Middle Schoolers Are All a Twitter

Tips for Getting Started

  • Get a Classroom Twitter Account (don't mix with your personal). You will need a class email address for this. I use Gmail but anytwitter-logo.png free service will do. Reserve your teacher email for your own professional account you may want later.

  • You only need one classroom account - Differentiate classes with a # (hashtags)

  • Use Today's Meet - http://todaysmeet.com Set the room for 1 hour before the end of class. This is in the houstonisd.org/apptoolbox . Pick the best Tweet and copy and paste it into Twitter. The student gets 10 points added to their cumulative score before averaging.

  • Use video, shortened urls (like https://goo.gl/), hastags (don't put too many)

  • Join a Twitter Chat - https://thejournal.com/articles/2013/09/23/13-twitter-chats-for-educators.aspx

  • Explore PD through Twitter

  • Make sure to give parents the @ so they can follow along

  • Be careful who you follow as a class

  • https://twitter.com/danielclassroom

Guidelines for students

  • Only use real name

  • No grieving

  • Only positive side talk

My Main Idea - Exit Ticket - Check for Understanding

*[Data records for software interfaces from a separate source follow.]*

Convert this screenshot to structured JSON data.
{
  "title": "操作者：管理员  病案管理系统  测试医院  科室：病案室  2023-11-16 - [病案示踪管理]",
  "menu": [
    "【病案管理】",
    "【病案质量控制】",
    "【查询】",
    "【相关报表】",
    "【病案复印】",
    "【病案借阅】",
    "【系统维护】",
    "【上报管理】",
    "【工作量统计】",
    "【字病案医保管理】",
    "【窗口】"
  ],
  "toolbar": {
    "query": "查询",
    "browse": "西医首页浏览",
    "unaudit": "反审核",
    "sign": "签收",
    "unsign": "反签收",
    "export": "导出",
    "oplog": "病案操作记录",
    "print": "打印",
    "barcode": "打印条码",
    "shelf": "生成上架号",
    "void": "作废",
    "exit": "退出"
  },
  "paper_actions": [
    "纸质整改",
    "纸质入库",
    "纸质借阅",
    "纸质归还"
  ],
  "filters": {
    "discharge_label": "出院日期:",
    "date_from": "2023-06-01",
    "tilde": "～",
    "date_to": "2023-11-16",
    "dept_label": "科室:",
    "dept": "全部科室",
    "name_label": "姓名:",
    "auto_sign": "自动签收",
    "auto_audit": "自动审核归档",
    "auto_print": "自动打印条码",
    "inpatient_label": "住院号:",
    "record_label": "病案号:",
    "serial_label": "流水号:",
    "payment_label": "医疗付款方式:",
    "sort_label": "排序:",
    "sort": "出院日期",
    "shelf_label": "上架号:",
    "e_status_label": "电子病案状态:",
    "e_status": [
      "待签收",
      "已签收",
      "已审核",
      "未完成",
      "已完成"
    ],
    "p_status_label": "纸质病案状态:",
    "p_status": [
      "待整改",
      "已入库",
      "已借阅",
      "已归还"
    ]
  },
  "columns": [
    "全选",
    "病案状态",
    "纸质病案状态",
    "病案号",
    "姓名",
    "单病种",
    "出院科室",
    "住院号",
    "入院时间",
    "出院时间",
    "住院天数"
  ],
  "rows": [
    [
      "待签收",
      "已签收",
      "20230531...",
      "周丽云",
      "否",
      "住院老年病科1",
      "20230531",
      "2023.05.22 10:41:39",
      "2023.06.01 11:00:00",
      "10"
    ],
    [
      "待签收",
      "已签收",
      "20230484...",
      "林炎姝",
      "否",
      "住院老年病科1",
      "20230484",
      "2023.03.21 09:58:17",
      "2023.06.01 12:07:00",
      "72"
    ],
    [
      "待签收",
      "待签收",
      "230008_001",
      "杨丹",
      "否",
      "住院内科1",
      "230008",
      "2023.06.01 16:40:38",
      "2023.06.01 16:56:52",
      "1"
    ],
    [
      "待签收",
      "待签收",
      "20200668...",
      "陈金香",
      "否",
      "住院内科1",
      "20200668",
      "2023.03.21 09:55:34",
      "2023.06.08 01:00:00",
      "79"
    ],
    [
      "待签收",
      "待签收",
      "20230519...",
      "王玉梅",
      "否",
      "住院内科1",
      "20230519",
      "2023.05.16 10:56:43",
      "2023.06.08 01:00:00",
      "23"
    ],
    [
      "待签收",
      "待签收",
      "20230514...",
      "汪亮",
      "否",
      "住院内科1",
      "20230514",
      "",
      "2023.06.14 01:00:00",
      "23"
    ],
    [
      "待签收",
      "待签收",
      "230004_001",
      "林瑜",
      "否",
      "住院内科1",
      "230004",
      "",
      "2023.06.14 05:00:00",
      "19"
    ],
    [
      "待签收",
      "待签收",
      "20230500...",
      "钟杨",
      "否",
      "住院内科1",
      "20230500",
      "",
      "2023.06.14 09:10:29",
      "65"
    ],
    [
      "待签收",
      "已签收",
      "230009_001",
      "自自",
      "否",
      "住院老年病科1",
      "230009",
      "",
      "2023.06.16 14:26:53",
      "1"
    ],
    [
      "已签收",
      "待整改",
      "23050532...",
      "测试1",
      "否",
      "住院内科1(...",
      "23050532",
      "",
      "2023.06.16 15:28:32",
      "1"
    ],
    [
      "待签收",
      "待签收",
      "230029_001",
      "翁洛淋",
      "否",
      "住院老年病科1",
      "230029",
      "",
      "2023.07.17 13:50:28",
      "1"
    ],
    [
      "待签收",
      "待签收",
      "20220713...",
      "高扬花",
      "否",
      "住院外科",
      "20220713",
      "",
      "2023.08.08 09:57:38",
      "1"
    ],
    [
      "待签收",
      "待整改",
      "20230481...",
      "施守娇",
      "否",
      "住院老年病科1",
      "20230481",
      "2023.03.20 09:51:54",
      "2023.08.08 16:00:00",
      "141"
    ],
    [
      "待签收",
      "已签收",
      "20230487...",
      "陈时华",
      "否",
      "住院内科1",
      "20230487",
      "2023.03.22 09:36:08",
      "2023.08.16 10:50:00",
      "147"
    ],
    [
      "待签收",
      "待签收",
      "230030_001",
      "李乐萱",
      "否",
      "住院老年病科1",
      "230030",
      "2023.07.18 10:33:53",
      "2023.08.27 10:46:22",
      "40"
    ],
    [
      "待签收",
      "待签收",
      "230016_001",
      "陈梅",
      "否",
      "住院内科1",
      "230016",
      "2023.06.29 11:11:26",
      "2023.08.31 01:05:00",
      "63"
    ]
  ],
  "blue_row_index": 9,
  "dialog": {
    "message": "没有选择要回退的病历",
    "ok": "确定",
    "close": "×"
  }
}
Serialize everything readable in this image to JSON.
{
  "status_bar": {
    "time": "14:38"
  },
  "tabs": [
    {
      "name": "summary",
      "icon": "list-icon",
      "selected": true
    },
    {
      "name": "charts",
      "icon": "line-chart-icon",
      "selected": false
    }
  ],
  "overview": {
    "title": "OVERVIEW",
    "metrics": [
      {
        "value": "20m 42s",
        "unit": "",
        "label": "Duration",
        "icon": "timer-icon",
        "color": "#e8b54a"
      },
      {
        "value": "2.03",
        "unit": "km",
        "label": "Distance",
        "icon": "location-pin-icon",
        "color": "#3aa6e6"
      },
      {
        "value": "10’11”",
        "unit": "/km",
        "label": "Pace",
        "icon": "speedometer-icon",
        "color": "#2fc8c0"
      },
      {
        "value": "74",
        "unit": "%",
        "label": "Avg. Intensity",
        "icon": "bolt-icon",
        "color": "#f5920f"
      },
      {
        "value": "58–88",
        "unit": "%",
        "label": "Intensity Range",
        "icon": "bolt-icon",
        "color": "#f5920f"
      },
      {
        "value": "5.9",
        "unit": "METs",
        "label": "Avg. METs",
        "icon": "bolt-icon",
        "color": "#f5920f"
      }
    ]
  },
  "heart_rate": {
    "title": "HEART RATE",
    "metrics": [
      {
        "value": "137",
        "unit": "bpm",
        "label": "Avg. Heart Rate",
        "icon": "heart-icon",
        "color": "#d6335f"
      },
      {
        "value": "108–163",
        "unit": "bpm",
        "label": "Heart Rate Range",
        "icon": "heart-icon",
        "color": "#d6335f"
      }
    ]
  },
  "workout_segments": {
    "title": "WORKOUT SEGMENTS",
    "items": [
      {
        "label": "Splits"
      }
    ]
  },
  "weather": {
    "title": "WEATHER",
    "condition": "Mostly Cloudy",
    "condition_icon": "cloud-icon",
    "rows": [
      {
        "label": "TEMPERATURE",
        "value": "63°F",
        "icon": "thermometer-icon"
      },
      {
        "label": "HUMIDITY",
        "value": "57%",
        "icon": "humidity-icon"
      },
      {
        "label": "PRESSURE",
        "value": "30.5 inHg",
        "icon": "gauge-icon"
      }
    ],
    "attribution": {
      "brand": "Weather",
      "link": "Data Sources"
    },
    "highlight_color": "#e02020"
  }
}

50 Ways to Use Twitter in the Classroom!


60 Inspiring Examples of Twitter in the Classroom


A way to get kids to write about real things with a real audience in mind.

Classrooms who Tweet

Below is an excerpt from one teacher's experience... Read the entire paper here

  • This year, I decided to try using Twitter, and the more we use it, the more power I have found in it. Our class Twitter site now has more than 350 entries (called tweets), and we manage to add four or five each day. Almost every entry was composed by my first and second grade students. Along with text, there are photos taken by the students and posted on Twitpic, and audio of kids reading which we post on Chirbit. Now that the class has had almost a year of experience using Twitter, they know the routine, and composing is pretty easy for most of them.

  • We began the year with me posting a few tweets just to get started and try it out. I wasn't sure if it would work, or if if the time spent would be worthwhile, since time devoted to one thing means less time for something else. Next, I modeled posting on Twitter in front of the class throughout the day, usually right before a transition while we met to share and review whatever lesson we were working on at the time. It didn't take long for them to catch on, and we were soon composing shared pieces. Students watched the projected image from my computer as I typed, watching the Twitter character counter descend from 140 to zero, and then into negative numbers as our expressions passed the character limit.

  • Once we typed the message, it was then time to edit and revise so that the tweet would fall into the range of 140 or fewer characters. I love that character limit feature for teaching; it provides a real and powerful way, and need, to teach word choice, ideas, and punctuation. Twitter also creates an authentic requirement to consider the needs and background of our audience in a way that most of the students didn't have to confront in writer’s workshop, or math, or science, or other writing we did. I find first and second graders are still so egocentric that considering others is a fairly novel concept. Editing and revising the messages often takes longer than composing, as the class debates which items are essential, which are implied, which can be assumed that our followers (mostly family members) know, and which we can hint at, with the assumption that family members can ask for more information if they want it.

  • After about 50 messages written as a class, I had the kids start composing the tweets themselves. I have a simple chart that shows whose turn it is. That student writes the tweet into a spiral notebook. Some students do it alone; some have a classmate help. I expect the students to write/revise/edit before bringing the book to me. They do so without complaint because they are eager to get their entries posted and they have been taught that revising and editing are part of the process. I have found this to be more effective than my efforts to get them to revise and edit in Writer’s Workshop, where the length of the stories can be overwhelming, and where there is often no real reason for them to revise and edit beyond “...because I said so.” The notebook entries clearly show me what each student understands about revising and editing, and give me ideas for next steps in instruction.

  • Sometimes I just type the tweet as written; sometimes I type it in the company of the student, who can then advise me on details to add or change. Often I type the message into Twitter in front of the class, as the author reads aloud. If the tweet falls short of 140 characters, the author can take suggestions from the class on what to add. If it’s too long, the author can get help from the class on what to delete or change to get down to the limit. Whether with the student or in front of the class, I’m continually and quickly explaining what I’m changing and why, and I’m asking the students to do the same. Using Twitter this way embeds writing instruction all day long. I’m teaching as we go, in the moment, and the instruction is intrinsically meaningful and relevant. Rather than saying, “Today we’ll talk about ‘describing’ words,” at a random time in the year, we talk about about what we need, when and as we need it. This negates the question, “When are we gonna use this?” As a matter of respect to the author of that tweet, I generally get their approval before making changes, so there is always the feeling of ownership and the message that each voice is valued.